Sexes Eligible for Study:   All
Accepts Healthy Volunteers:   No
Sampling Method:   Non-Probability Sample
Study Population
Community based in Framingham MA
Criteria
No eligibility criteria

Information from the National Library of Medicine

To learn more about this study, you or your doctor may contact the study research staff using the contact information provided by the sponsor.

Please refer to this study by its ClinicalTrials.gov identifier (NCT number): NCT00241787


Sponsors and Collaborators
Tufts Medical Center
National Heart, Lung, and Blood Institute (NHLBI)
Investigators
Principal Investigator: Joseph F Polak, MD, MPH Tufts Medical Center

Responsible Party: Tufts Medical Center
ClinicalTrials.gov Identifier: NCT00241787     History of Changes
Other Study ID Numbers: 1314
R01HL081352 ( U.S. NIH Grant/Contract )
First Posted: October 19, 2005    Key Record Dates
Last Update Posted: December 2, 2015
Last Verified: November 2015

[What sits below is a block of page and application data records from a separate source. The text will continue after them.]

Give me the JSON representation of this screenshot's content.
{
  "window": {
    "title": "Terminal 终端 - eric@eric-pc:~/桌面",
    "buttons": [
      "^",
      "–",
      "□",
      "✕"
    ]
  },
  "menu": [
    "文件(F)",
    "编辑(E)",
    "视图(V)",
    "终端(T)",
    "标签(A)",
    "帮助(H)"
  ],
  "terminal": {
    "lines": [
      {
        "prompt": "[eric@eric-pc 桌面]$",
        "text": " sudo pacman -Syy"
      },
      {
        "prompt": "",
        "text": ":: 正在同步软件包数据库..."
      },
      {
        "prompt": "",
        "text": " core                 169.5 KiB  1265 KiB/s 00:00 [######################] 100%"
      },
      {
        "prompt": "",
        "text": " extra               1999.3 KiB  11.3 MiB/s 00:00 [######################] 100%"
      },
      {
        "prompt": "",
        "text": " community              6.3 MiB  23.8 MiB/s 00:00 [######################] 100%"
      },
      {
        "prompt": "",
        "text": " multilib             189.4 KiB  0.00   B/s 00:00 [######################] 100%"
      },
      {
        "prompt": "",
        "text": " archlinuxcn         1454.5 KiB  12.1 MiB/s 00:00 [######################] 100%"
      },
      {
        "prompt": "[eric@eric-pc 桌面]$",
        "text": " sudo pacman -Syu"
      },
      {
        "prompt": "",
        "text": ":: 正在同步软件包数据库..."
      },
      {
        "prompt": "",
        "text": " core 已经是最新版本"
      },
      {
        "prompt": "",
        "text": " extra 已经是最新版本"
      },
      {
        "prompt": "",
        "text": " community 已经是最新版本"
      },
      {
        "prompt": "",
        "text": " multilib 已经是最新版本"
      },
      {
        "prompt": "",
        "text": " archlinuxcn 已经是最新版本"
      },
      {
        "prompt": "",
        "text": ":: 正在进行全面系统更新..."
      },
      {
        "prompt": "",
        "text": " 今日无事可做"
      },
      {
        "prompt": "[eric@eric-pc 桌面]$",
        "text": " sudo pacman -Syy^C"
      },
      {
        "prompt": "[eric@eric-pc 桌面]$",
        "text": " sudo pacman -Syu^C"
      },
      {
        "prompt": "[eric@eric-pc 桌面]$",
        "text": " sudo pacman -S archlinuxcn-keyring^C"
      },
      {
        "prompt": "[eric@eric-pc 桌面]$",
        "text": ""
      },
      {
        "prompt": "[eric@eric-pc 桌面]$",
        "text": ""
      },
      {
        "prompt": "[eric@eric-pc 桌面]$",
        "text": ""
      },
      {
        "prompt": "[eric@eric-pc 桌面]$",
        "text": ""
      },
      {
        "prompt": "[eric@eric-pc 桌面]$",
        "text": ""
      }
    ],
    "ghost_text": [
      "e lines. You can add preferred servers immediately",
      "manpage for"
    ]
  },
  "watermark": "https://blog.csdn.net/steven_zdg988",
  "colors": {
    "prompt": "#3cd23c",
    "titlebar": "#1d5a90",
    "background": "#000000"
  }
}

Additional relevant MeSH terms:
Cardiovascular Diseases
Heart Diseases
Atherosclerosis
Carotid Artery Diseases
Arteriosclerosis
Arterial Occlusive Diseases
Vascular Diseases
Cerebrovascular Disorders
Brain Diseases
Central Nervous System Diseases
Nervous System Diseases